According to the Australian Bureau of Statistics Census of Housing and Population 42.8 people out of every 10 000 experience homelessness in Western Australia.
The number of people considered to be ‘living rough’ in WA has risen by 1.1% since 2006, a statistic which suggests that homelessness is not an issue at the forefront of our elected leaders’ minds.
The Federal Government has provided $6.2 billion in financial assistance to low-income earners through the National Affordable Housing Agreement, which indicates that money may not be the solution to homelessness in Australia.
This is supported by a poll produced by the ABS which found that the number one reason people sought help from specialist homeless services in WA was ‘domestic and family violence’.
This has led those who work to improve the lives of people experiencing homelessness, such as Karen Valenti of Shelter WA, to conclude that a new approach may be needed in solving this complex issue.
“Of course financial assistance helps to some extent, but education and public awareness are just as important and I don’t think there is enough of that,” she said.
Many people experiencing homelessness feel that their government has forgotten them, or worse still, they simply do not care.
“The government doesn’t care about me, hell no, as long as they can keep their power,” says Phoenix, a busker living on the streets of Northbridge.
Other such as Paige, a woman who makes a living by quickly solving Rubik’s Cubes for the entertainment of passers-by, is unsure where to go to find government assistance.

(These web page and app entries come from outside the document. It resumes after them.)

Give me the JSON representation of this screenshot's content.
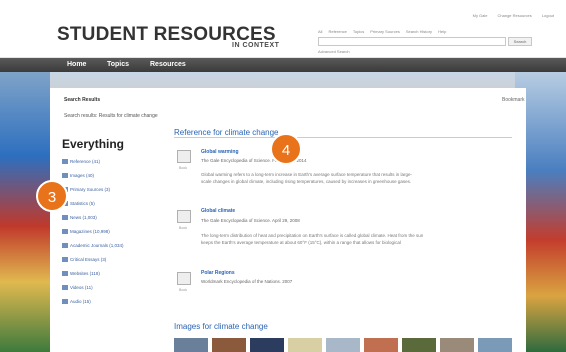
{
  "header": {
    "logo": "STUDENT RESOURCES",
    "logo_sub": "IN CONTEXT",
    "top_links": [
      "My Gale",
      "Change Resources",
      "Logout"
    ],
    "search_tabs": [
      "All",
      "Reference",
      "Topics",
      "Primary Sources",
      "Search History",
      "Help"
    ],
    "search_button": "Search",
    "advanced_search": "Advanced Search"
  },
  "nav": {
    "items": [
      "Home",
      "Topics",
      "Resources"
    ]
  },
  "panel": {
    "title": "Search Results",
    "description": "Search results: Results for climate change",
    "bookmark": "Bookmark"
  },
  "sidebar": {
    "heading": "Everything",
    "categories": [
      "Reference (41)",
      "Images (40)",
      "Primary Sources (3)",
      "Statistics (5)",
      "News (1,003)",
      "Magazines (10,998)",
      "Academic Journals (1,034)",
      "Critical Essays (3)",
      "Websites (118)",
      "Videos (11)",
      "Audio (15)"
    ]
  },
  "reference": {
    "heading": "Reference for climate change",
    "results": [
      {
        "title": "Global warming",
        "source": "The Gale Encyclopedia of Science.  February 6, 2014",
        "text_1": "Global warming refers to a long-term increase in Earth's average surface temperature that results in large-",
        "text_2": "scale changes in global climate, including rising temperatures, caused by increases in greenhouse gases.",
        "icon_label": "Book"
      },
      {
        "title": "Global climate",
        "source": "The Gale Encyclopedia of Science.  April 29, 2008",
        "text_1": "The long-term distribution of heat and precipitation on Earth's surface is called global climate. Heat from the sun",
        "text_2": "keeps the Earth's average temperature at about 60°F (15°C), within a range that allows for biological",
        "icon_label": "Book"
      },
      {
        "title": "Polar Regions",
        "source": "Worldmark Encyclopedia of the Nations.  2007",
        "text_1": "",
        "text_2": "",
        "icon_label": "Book"
      }
    ]
  },
  "images": {
    "heading": "Images for climate change",
    "thumb_colors": [
      "#6a7f9a",
      "#8b5a3c",
      "#2b3c5e",
      "#d9cfa5",
      "#a8b8c8",
      "#c07050",
      "#5a6a3a",
      "#9a8a7a",
      "#7a9ab8"
    ]
  },
  "callouts": {
    "three": "3",
    "four": "4"
  },
  "colors": {
    "accent": "#e8731a",
    "link": "#2a64b4",
    "nav_bg": "#4a4a4a"
  }
}
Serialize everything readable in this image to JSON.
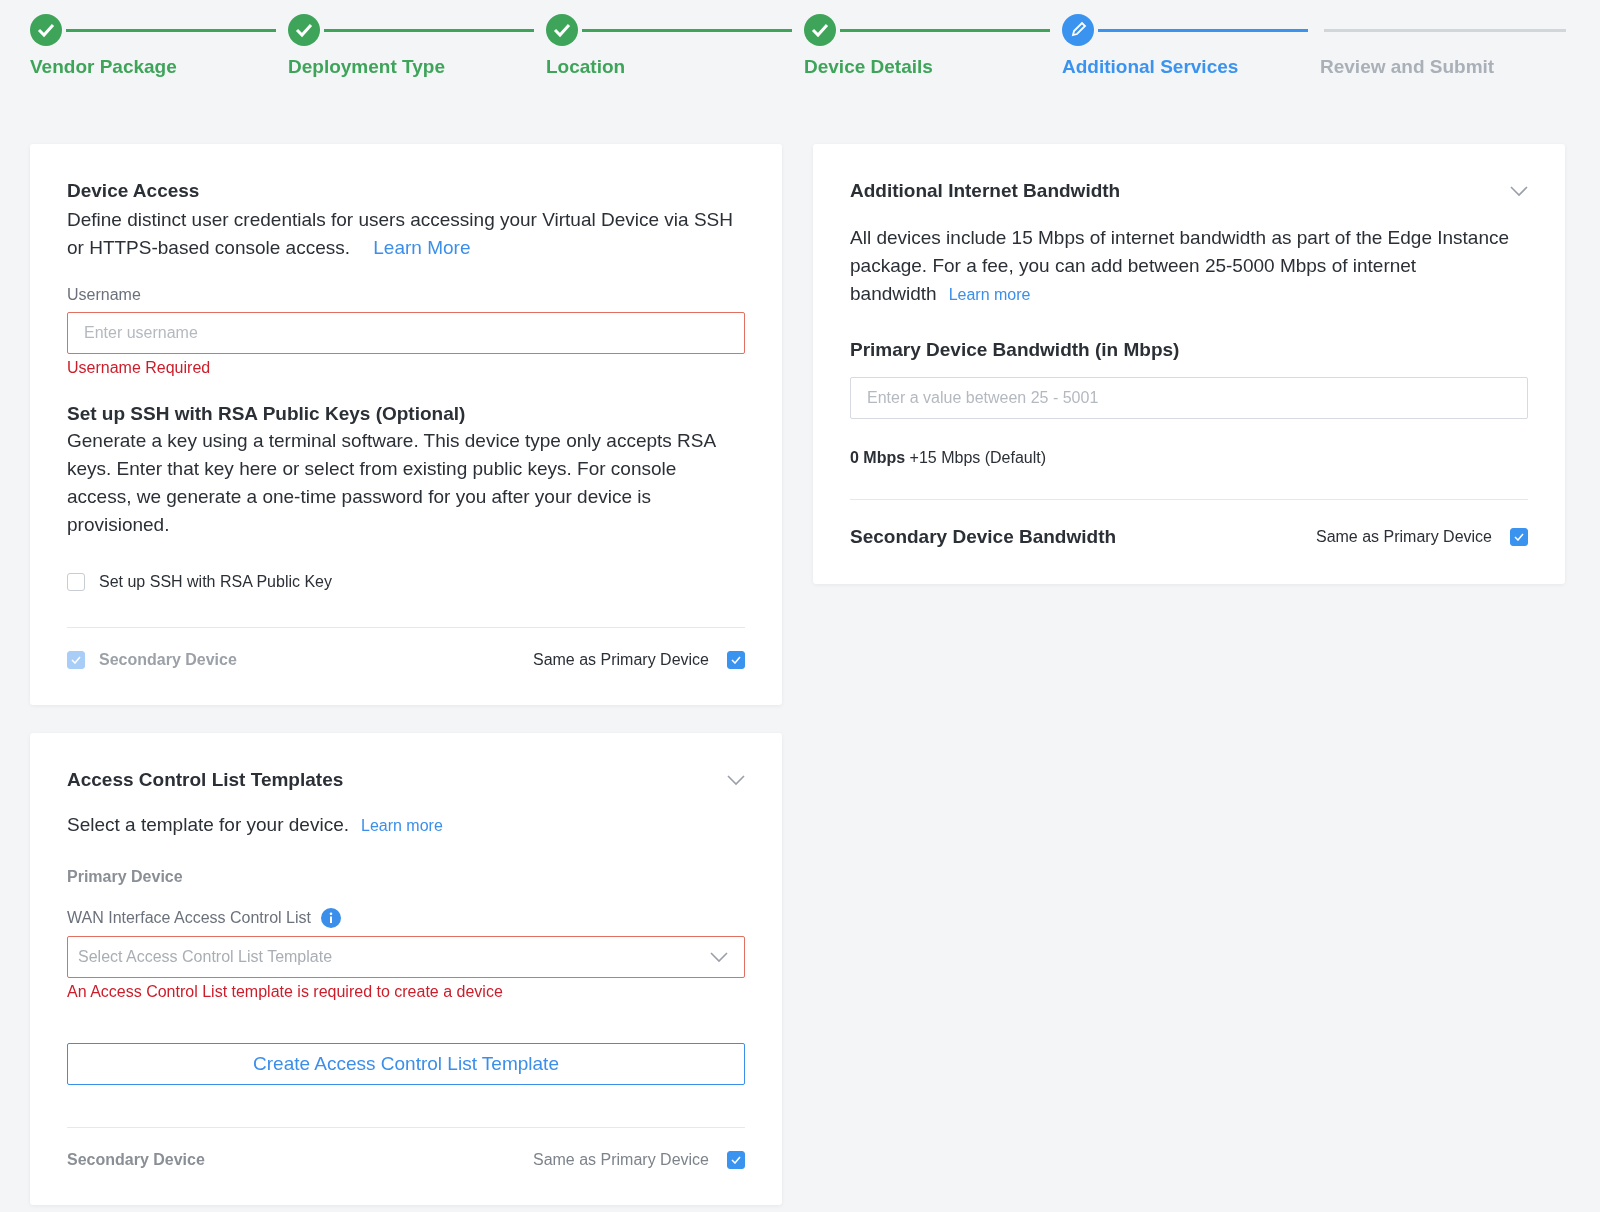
{
  "stepper": [
    {
      "label": "Vendor Package",
      "completed": true,
      "selected": false
    },
    {
      "label": "Deployment Type",
      "completed": true,
      "selected": false
    },
    {
      "label": "Location",
      "completed": true,
      "selected": false
    },
    {
      "label": "Device Details",
      "completed": true,
      "selected": false
    },
    {
      "label": "Additional Services",
      "completed": false,
      "selected": true
    },
    {
      "label": "Review and Submit",
      "completed": false,
      "selected": false
    }
  ],
  "device_access": {
    "title": "Device Access",
    "description": "Define distinct user credentials for users accessing your Virtual Device via SSH or HTTPS-based console access.",
    "learn_more": "Learn More",
    "username": {
      "label": "Username",
      "placeholder": "Enter username",
      "error": "Username Required"
    },
    "ssh": {
      "title": "Set up SSH with RSA Public Keys (Optional)",
      "description": "Generate a key using a terminal software. This device type only accepts RSA keys. Enter that key here or select from existing public keys. For console access, we generate a one-time password for you after your device is provisioned.",
      "checkbox": {
        "label": "Set up SSH with RSA Public Key",
        "checked": false
      }
    },
    "secondary": {
      "label": "Secondary Device",
      "checked": true,
      "disabled": true,
      "same_as": {
        "label": "Same as Primary Device",
        "checked": true
      }
    }
  },
  "acl": {
    "title": "Access Control List Templates",
    "description": "Select a template for your device.",
    "learn_more": "Learn more",
    "primary_label": "Primary Device",
    "wan": {
      "label": "WAN Interface Access Control List",
      "placeholder": "Select Access Control List Template",
      "error": "An Access Control List template is required to create a device"
    },
    "create_button": "Create Access Control List Template",
    "secondary": {
      "label": "Secondary Device",
      "same_as": {
        "label": "Same as Primary Device",
        "checked": true
      }
    }
  },
  "bandwidth": {
    "title": "Additional Internet Bandwidth",
    "description": "All devices include 15 Mbps of internet bandwidth as part of the Edge Instance package. For a fee, you can add between 25-5000 Mbps of internet bandwidth",
    "learn_more": "Learn more",
    "primary_title": "Primary Device Bandwidth (in Mbps)",
    "placeholder": "Enter a value between 25 - 5001",
    "summary": "**0 Mbps** +15 Mbps (Default)",
    "secondary_title": "Secondary Device Bandwidth",
    "same_as": {
      "label": "Same as Primary Device",
      "checked": true
    }
  }
}
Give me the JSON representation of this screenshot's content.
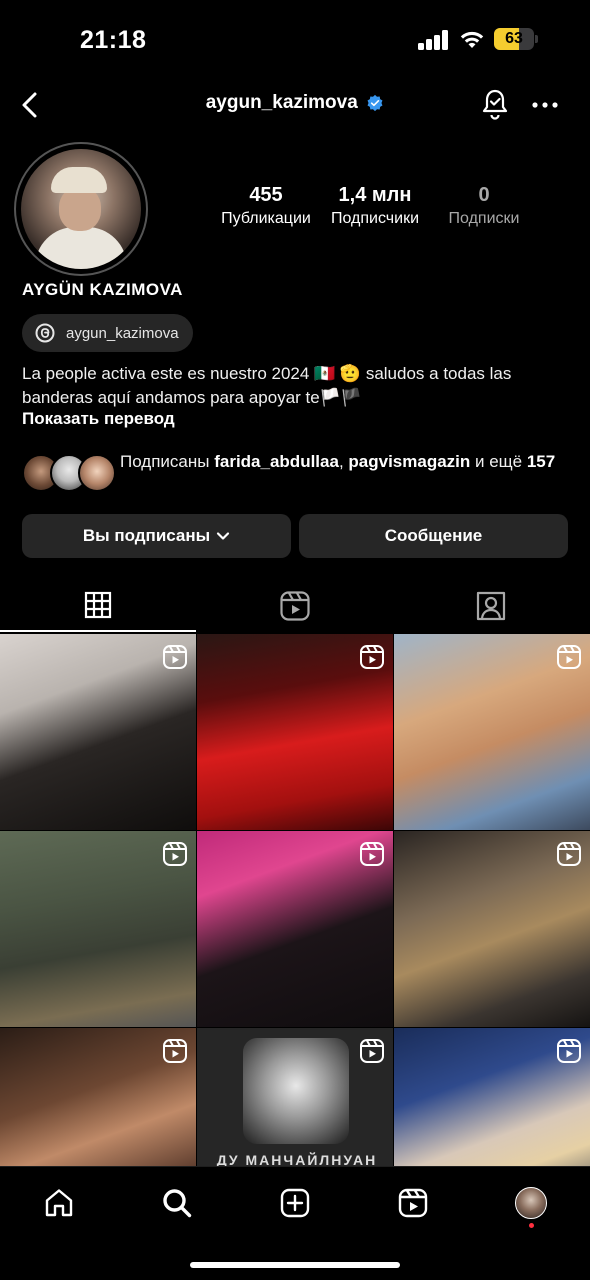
{
  "status_bar": {
    "time": "21:18",
    "battery_percent": "63",
    "battery_level": 0.63,
    "accent_color": "#f5cd2f"
  },
  "header": {
    "username": "aygun_kazimova",
    "verified": true,
    "icons": [
      "back-arrow-icon",
      "verified-badge-icon",
      "notification-bell-icon",
      "more-options-icon"
    ]
  },
  "profile": {
    "display_name": "AYGÜN KAZIMOVA",
    "stats": [
      {
        "value": "455",
        "label": "Публикации"
      },
      {
        "value": "1,4 млн",
        "label": "Подписчики"
      },
      {
        "value": "0",
        "label": "Подписки"
      }
    ],
    "threads_handle": "aygun_kazimova",
    "bio_line1": "La people activa este es nuestro 2024 🇲🇽 🫡 saludos a todas las",
    "bio_line2": "banderas aquí andamos para apoyar te🏳️🏴",
    "translate_label": "Показать перевод",
    "followed_by": {
      "prefix": "Подписаны ",
      "user1": "farida_abdullaa",
      "separator": ", ",
      "user2": "pagvismagazin",
      "and_more_prefix": " и ещё ",
      "more_count": "157"
    }
  },
  "actions": {
    "following_label": "Вы подписаны",
    "message_label": "Сообщение"
  },
  "tabs": [
    {
      "name": "grid",
      "icon": "grid-icon",
      "active": true
    },
    {
      "name": "reels",
      "icon": "reels-icon",
      "active": false
    },
    {
      "name": "tagged",
      "icon": "tagged-person-icon",
      "active": false
    }
  ],
  "grid": {
    "posts": [
      {
        "type": "reel"
      },
      {
        "type": "reel"
      },
      {
        "type": "reel"
      },
      {
        "type": "reel"
      },
      {
        "type": "reel"
      },
      {
        "type": "reel"
      },
      {
        "type": "reel"
      },
      {
        "type": "reel",
        "caption": "ДУ МАНЧАЙЛНУАН"
      },
      {
        "type": "reel"
      }
    ]
  },
  "bottom_nav": {
    "items": [
      "home-icon",
      "search-icon",
      "create-icon",
      "reels-icon",
      "profile-avatar"
    ],
    "active": "search",
    "notification_dot_color": "#ff3040"
  }
}
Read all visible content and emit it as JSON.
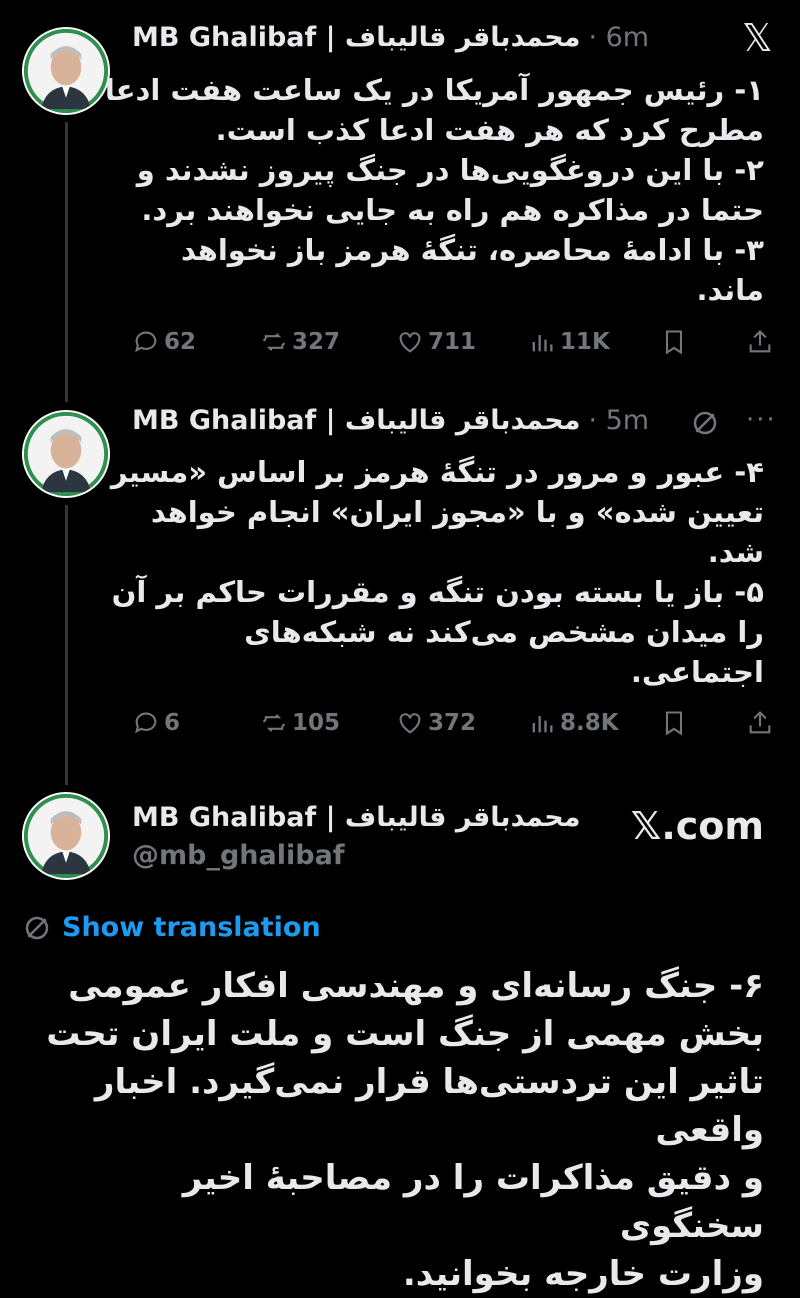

“It’s hard to find information about government housing and assistance, it doesn’t exist,” she says.
Those closest to the crisis believe changes need to happen, both inside government and within the community, if we are going to be able to view homelessness as a historical event and not a reality for thousands of Australians.